DATA PROVIDED:
::::

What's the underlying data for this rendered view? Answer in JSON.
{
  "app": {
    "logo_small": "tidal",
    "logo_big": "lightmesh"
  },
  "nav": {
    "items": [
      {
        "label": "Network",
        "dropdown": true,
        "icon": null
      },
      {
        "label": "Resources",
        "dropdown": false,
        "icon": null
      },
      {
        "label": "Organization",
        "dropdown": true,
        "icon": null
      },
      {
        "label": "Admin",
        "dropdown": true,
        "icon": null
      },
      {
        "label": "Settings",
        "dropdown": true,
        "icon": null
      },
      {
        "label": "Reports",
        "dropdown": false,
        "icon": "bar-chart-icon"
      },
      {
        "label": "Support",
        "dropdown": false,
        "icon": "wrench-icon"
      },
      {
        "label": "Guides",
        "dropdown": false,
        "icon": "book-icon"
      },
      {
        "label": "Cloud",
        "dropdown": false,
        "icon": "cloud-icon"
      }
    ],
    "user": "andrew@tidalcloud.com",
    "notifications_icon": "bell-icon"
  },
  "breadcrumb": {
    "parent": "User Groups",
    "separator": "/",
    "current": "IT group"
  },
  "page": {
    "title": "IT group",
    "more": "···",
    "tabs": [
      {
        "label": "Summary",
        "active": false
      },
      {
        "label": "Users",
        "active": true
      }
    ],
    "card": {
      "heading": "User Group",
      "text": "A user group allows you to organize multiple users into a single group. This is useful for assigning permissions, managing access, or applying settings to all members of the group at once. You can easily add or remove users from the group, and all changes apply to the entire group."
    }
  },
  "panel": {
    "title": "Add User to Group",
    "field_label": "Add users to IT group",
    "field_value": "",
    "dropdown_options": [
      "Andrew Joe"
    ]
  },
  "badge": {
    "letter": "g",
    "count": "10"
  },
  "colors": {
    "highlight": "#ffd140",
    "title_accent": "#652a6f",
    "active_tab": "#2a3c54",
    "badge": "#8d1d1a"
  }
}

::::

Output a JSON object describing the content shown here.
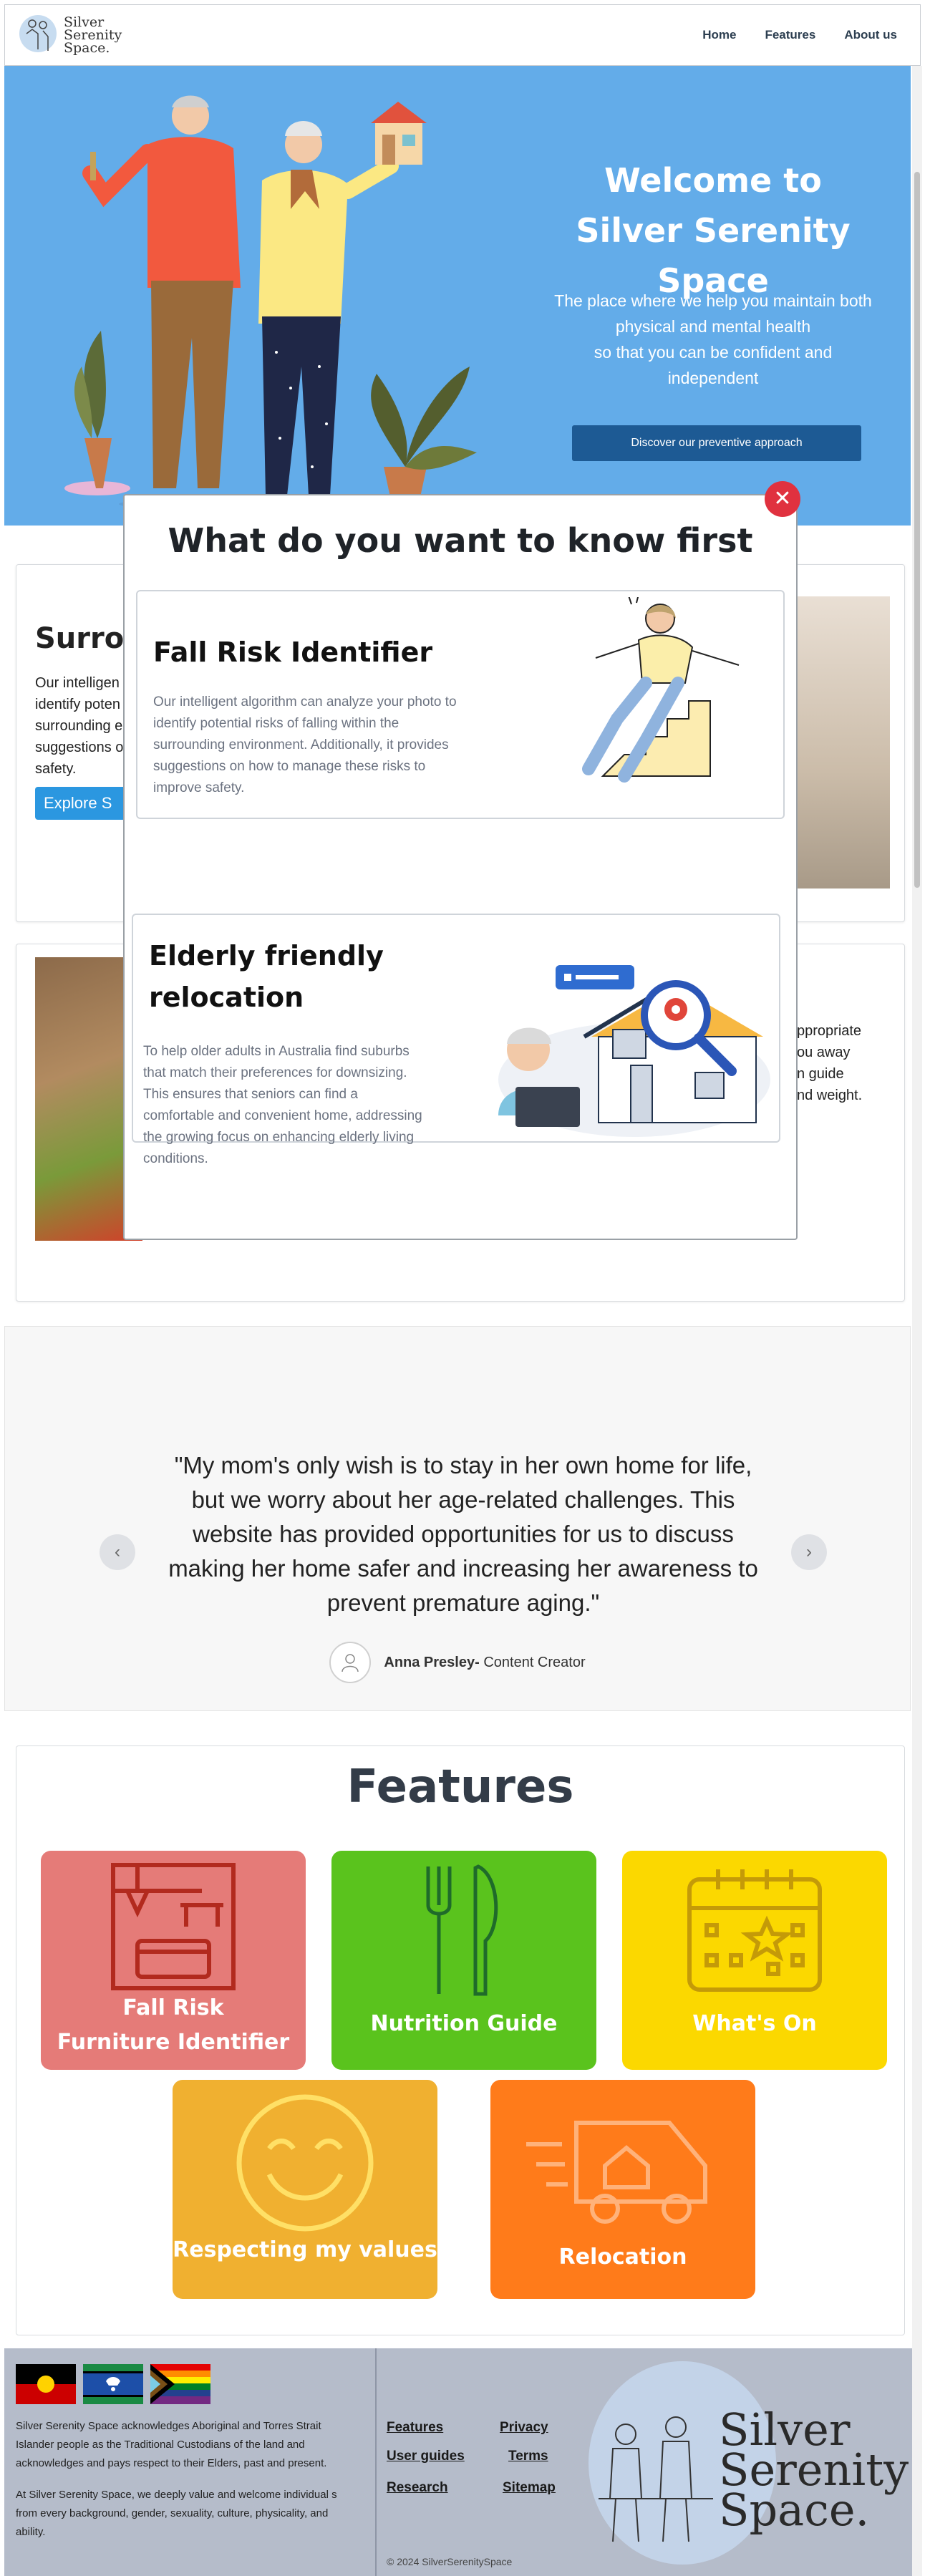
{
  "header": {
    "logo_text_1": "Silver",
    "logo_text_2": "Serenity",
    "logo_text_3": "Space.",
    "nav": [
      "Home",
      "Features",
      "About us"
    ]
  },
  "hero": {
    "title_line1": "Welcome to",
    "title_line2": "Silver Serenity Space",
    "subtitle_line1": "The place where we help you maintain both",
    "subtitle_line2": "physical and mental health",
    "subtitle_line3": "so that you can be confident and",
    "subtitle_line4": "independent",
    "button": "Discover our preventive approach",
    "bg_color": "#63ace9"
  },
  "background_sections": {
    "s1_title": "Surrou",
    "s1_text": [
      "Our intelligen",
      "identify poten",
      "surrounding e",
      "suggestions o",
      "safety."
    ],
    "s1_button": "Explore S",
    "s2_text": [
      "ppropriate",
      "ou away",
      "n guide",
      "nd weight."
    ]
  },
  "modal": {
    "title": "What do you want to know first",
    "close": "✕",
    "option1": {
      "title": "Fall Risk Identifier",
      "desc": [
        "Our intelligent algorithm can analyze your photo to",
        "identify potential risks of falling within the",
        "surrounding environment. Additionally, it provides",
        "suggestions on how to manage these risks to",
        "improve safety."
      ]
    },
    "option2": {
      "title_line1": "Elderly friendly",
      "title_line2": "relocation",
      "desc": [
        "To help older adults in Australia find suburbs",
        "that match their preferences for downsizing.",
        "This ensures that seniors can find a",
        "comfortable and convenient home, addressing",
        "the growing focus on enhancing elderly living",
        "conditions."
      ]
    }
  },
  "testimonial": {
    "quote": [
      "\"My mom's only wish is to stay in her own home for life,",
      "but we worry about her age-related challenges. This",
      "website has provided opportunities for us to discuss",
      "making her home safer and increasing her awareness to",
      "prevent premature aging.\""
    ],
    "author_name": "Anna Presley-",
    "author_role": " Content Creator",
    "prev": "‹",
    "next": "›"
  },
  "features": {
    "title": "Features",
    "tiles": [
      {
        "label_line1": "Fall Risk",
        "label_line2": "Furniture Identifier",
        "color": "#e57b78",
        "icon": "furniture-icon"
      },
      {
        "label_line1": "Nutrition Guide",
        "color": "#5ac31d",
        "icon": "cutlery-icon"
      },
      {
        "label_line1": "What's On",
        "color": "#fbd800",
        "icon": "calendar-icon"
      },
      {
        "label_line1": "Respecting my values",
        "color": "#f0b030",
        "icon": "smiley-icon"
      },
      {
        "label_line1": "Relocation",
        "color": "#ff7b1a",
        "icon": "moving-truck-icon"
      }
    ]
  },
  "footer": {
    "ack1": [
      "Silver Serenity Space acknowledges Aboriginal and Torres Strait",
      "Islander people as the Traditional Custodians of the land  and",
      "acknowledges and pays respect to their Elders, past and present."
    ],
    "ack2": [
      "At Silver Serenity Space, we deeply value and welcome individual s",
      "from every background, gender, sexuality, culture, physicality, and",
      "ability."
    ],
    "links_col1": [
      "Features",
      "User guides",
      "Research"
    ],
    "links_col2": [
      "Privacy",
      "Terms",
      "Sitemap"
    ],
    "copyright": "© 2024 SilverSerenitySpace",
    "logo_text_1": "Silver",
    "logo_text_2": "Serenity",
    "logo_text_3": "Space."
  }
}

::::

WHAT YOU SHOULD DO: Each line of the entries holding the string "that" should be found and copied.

EXERCISE RESULT:
    "subtitle_line3": "so that you can be confident and",
        "that match their preferences for downsizing.",
        "This ensures that seniors can find a",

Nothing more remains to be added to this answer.